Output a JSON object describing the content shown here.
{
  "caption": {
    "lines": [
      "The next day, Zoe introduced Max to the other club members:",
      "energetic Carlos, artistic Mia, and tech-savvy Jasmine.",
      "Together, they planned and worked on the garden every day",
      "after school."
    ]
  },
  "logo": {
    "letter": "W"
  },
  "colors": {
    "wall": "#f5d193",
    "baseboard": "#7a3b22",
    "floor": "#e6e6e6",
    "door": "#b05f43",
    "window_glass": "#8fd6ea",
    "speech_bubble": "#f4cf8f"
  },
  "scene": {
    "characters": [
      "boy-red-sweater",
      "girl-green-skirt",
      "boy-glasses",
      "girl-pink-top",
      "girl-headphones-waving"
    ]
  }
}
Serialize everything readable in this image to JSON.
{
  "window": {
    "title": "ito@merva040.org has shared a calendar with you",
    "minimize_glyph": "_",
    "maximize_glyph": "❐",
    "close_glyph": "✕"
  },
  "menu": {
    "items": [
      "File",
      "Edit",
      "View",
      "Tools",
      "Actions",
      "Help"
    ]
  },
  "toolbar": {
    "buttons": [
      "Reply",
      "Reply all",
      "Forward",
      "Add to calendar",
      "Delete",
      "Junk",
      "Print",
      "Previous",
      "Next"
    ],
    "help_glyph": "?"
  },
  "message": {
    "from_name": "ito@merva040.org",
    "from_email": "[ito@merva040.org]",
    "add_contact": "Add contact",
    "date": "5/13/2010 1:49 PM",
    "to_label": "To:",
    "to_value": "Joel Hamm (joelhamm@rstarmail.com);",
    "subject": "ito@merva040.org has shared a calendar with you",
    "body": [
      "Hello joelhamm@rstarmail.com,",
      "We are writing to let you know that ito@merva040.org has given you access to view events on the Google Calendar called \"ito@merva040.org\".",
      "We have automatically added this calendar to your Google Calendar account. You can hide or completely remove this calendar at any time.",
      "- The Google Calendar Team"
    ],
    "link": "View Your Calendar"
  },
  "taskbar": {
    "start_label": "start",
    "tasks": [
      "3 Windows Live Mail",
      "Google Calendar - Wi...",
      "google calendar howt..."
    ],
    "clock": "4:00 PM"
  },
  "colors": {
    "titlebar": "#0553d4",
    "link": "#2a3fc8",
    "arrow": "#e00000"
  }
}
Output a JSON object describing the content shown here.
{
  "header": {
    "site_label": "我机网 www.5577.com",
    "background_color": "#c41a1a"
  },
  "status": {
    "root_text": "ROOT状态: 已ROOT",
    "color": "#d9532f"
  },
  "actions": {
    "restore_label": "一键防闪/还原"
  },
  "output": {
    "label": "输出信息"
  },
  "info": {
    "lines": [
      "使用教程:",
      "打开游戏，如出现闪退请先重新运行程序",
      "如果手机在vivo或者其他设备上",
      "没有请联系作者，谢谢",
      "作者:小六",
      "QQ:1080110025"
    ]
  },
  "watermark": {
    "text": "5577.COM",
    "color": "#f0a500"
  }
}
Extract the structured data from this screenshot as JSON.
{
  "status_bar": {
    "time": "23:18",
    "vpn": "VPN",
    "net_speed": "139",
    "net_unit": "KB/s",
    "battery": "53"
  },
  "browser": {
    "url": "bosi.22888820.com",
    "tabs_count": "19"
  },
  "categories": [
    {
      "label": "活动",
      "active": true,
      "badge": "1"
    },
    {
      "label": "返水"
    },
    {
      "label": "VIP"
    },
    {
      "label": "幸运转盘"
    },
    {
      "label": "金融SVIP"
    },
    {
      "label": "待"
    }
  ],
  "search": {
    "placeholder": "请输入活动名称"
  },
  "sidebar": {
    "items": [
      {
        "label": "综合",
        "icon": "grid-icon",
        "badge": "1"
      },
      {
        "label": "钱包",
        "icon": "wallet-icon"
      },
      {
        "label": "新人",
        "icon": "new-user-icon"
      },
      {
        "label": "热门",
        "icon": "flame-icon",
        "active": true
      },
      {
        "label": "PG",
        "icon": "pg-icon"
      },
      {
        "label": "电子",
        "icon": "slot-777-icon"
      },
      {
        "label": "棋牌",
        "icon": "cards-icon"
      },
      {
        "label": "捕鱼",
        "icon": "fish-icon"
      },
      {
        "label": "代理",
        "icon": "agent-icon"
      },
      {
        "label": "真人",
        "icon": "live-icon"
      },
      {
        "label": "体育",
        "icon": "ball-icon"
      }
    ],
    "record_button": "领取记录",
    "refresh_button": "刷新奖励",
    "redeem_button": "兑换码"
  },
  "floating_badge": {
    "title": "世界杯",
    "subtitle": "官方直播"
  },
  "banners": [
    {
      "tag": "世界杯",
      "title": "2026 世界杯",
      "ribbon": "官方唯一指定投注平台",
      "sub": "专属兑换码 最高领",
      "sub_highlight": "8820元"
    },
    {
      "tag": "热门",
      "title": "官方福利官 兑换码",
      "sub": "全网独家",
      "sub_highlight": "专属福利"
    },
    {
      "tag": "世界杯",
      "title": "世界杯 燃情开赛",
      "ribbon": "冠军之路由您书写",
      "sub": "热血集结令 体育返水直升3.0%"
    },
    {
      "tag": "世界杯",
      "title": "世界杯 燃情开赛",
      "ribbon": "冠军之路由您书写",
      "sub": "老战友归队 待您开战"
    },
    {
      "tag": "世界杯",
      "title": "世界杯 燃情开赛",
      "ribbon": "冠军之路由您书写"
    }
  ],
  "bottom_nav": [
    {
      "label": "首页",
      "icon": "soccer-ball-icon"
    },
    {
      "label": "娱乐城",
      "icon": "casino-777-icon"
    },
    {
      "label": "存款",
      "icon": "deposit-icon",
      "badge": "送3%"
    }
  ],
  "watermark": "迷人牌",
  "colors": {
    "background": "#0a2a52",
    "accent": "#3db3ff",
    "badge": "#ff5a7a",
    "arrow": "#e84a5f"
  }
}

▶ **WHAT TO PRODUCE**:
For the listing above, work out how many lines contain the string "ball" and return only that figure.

▶ **ANSWER SPACE**:
2